Web page and app entries
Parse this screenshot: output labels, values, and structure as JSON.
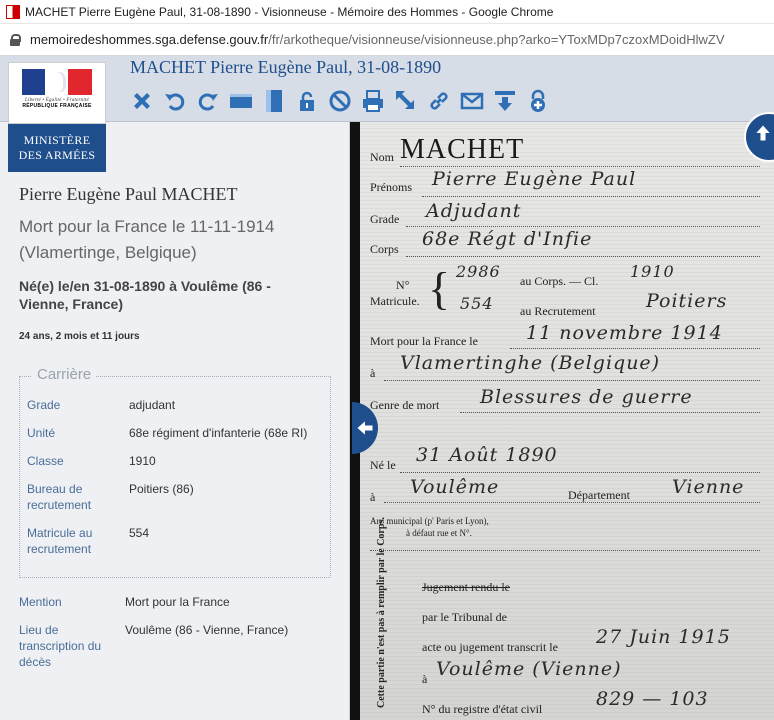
{
  "window": {
    "tab_title": "MACHET Pierre Eugène Paul, 31-08-1890 - Visionneuse - Mémoire des Hommes - Google Chrome",
    "url_host": "memoiredeshommes.sga.defense.gouv.fr",
    "url_path": "/fr/arkotheque/visionneuse/visionneuse.php?arko=YToxMDp7czoxMDoidHlwZV"
  },
  "logo": {
    "motto": "Liberté • Égalité • Fraternité",
    "republic": "RÉPUBLIQUE FRANÇAISE",
    "ministry_line1": "MINISTÈRE",
    "ministry_line2": "DES ARMÉES"
  },
  "viewer": {
    "title": "MACHET Pierre Eugène Paul, 31-08-1890",
    "toolbar": [
      {
        "icon": "close-icon"
      },
      {
        "icon": "rotate-left-icon"
      },
      {
        "icon": "rotate-right-icon"
      },
      {
        "icon": "fit-width-icon"
      },
      {
        "icon": "fit-height-icon"
      },
      {
        "icon": "lock-icon"
      },
      {
        "icon": "reset-icon"
      },
      {
        "icon": "print-icon"
      },
      {
        "icon": "fullscreen-icon"
      },
      {
        "icon": "link-icon"
      },
      {
        "icon": "email-icon"
      },
      {
        "icon": "download-icon"
      },
      {
        "icon": "add-basket-icon"
      }
    ]
  },
  "person": {
    "name": "Pierre Eugène Paul MACHET",
    "death": "Mort pour la France le 11-11-1914 (Vlamertinge, Belgique)",
    "birth": "Né(e) le/en 31-08-1890 à Voulême (86 - Vienne, France)",
    "age": "24 ans, 2 mois et 11 jours"
  },
  "career": {
    "legend": "Carrière",
    "rows": [
      {
        "label": "Grade",
        "value": "adjudant"
      },
      {
        "label": "Unité",
        "value": "68e régiment d'infanterie (68e RI)"
      },
      {
        "label": "Classe",
        "value": "1910"
      },
      {
        "label": "Bureau de recrutement",
        "value": "Poitiers (86)"
      },
      {
        "label": "Matricule au recrutement",
        "value": "554"
      }
    ]
  },
  "extra": [
    {
      "label": "Mention",
      "value": "Mort pour la France"
    },
    {
      "label": "Lieu de transcription du décès",
      "value": "Voulême (86 - Vienne, France)"
    }
  ],
  "document": {
    "nom_label": "Nom",
    "nom_value": "MACHET",
    "prenoms_label": "Prénoms",
    "prenoms_value": "Pierre Eugène Paul",
    "grade_label": "Grade",
    "grade_value": "Adjudant",
    "corps_label": "Corps",
    "corps_value": "68e Régt d'Infie",
    "no_label": "N°",
    "matricule_label": "Matricule.",
    "corps_no_value": "2986",
    "au_corps_label": "au Corps. — Cl.",
    "classe_value": "1910",
    "matricule_value": "554",
    "au_recrutement_label": "au Recrutement",
    "recrutement_value": "Poitiers",
    "mort_label": "Mort pour la France le",
    "mort_value": "11 novembre 1914",
    "a_label": "à",
    "lieu_mort_value": "Vlamertinghe (Belgique)",
    "genre_label": "Genre de mort",
    "genre_value": "Blessures de guerre",
    "ne_label": "Né le",
    "ne_value": "31 Août 1890",
    "lieu_ne_value": "Voulême",
    "departement_label": "Département",
    "departement_value": "Vienne",
    "arr_label": "Arr' municipal (p' Paris et Lyon),",
    "arr_label2": "à défaut rue et N°.",
    "side_note": "Cette partie n'est pas à remplir par le Corps.",
    "jugement_label": "Jugement rendu le",
    "tribunal_label": "par le Tribunal de",
    "acte_label": "acte ou jugement transcrit le",
    "acte_value": "27 Juin 1915",
    "lieu_acte_value": "Voulême (Vienne)",
    "registre_label": "N° du registre d'état civil",
    "registre_value": "829 — 103"
  }
}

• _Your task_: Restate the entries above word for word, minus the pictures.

• _Task output_:
Parse this screenshot: output labels, values, and structure as JSON.
{
  "window": {
    "tab_title": "MACHET Pierre Eugène Paul, 31-08-1890 - Visionneuse - Mémoire des Hommes - Google Chrome",
    "url_host": "memoiredeshommes.sga.defense.gouv.fr",
    "url_path": "/fr/arkotheque/visionneuse/visionneuse.php?arko=YToxMDp7czoxMDoidHlwZV"
  },
  "logo": {
    "motto": "Liberté • Égalité • Fraternité",
    "republic": "RÉPUBLIQUE FRANÇAISE",
    "ministry_line1": "MINISTÈRE",
    "ministry_line2": "DES ARMÉES"
  },
  "viewer": {
    "title": "MACHET Pierre Eugène Paul, 31-08-1890",
    "toolbar": [
      {
        "icon": "close-icon"
      },
      {
        "icon": "rotate-left-icon"
      },
      {
        "icon": "rotate-right-icon"
      },
      {
        "icon": "fit-width-icon"
      },
      {
        "icon": "fit-height-icon"
      },
      {
        "icon": "lock-icon"
      },
      {
        "icon": "reset-icon"
      },
      {
        "icon": "print-icon"
      },
      {
        "icon": "fullscreen-icon"
      },
      {
        "icon": "link-icon"
      },
      {
        "icon": "email-icon"
      },
      {
        "icon": "download-icon"
      },
      {
        "icon": "add-basket-icon"
      }
    ]
  },
  "person": {
    "name": "Pierre Eugène Paul MACHET",
    "death": "Mort pour la France le 11-11-1914 (Vlamertinge, Belgique)",
    "birth": "Né(e) le/en 31-08-1890 à Voulême (86 - Vienne, France)",
    "age": "24 ans, 2 mois et 11 jours"
  },
  "career": {
    "legend": "Carrière",
    "rows": [
      {
        "label": "Grade",
        "value": "adjudant"
      },
      {
        "label": "Unité",
        "value": "68e régiment d'infanterie (68e RI)"
      },
      {
        "label": "Classe",
        "value": "1910"
      },
      {
        "label": "Bureau de recrutement",
        "value": "Poitiers (86)"
      },
      {
        "label": "Matricule au recrutement",
        "value": "554"
      }
    ]
  },
  "extra": [
    {
      "label": "Mention",
      "value": "Mort pour la France"
    },
    {
      "label": "Lieu de transcription du décès",
      "value": "Voulême (86 - Vienne, France)"
    }
  ],
  "document": {
    "nom_label": "Nom",
    "nom_value": "MACHET",
    "prenoms_label": "Prénoms",
    "prenoms_value": "Pierre Eugène Paul",
    "grade_label": "Grade",
    "grade_value": "Adjudant",
    "corps_label": "Corps",
    "corps_value": "68e Régt d'Infie",
    "no_label": "N°",
    "matricule_label": "Matricule.",
    "corps_no_value": "2986",
    "au_corps_label": "au Corps. — Cl.",
    "classe_value": "1910",
    "matricule_value": "554",
    "au_recrutement_label": "au Recrutement",
    "recrutement_value": "Poitiers",
    "mort_label": "Mort pour la France le",
    "mort_value": "11 novembre 1914",
    "a_label": "à",
    "lieu_mort_value": "Vlamertinghe (Belgique)",
    "genre_label": "Genre de mort",
    "genre_value": "Blessures de guerre",
    "ne_label": "Né le",
    "ne_value": "31 Août 1890",
    "lieu_ne_value": "Voulême",
    "departement_label": "Département",
    "departement_value": "Vienne",
    "arr_label": "Arr' municipal (p' Paris et Lyon),",
    "arr_label2": "à défaut rue et N°.",
    "side_note": "Cette partie n'est pas à remplir par le Corps.",
    "jugement_label": "Jugement rendu le",
    "tribunal_label": "par le Tribunal de",
    "acte_label": "acte ou jugement transcrit le",
    "acte_value": "27 Juin 1915",
    "lieu_acte_value": "Voulême (Vienne)",
    "registre_label": "N° du registre d'état civil",
    "registre_value": "829 — 103"
  }
}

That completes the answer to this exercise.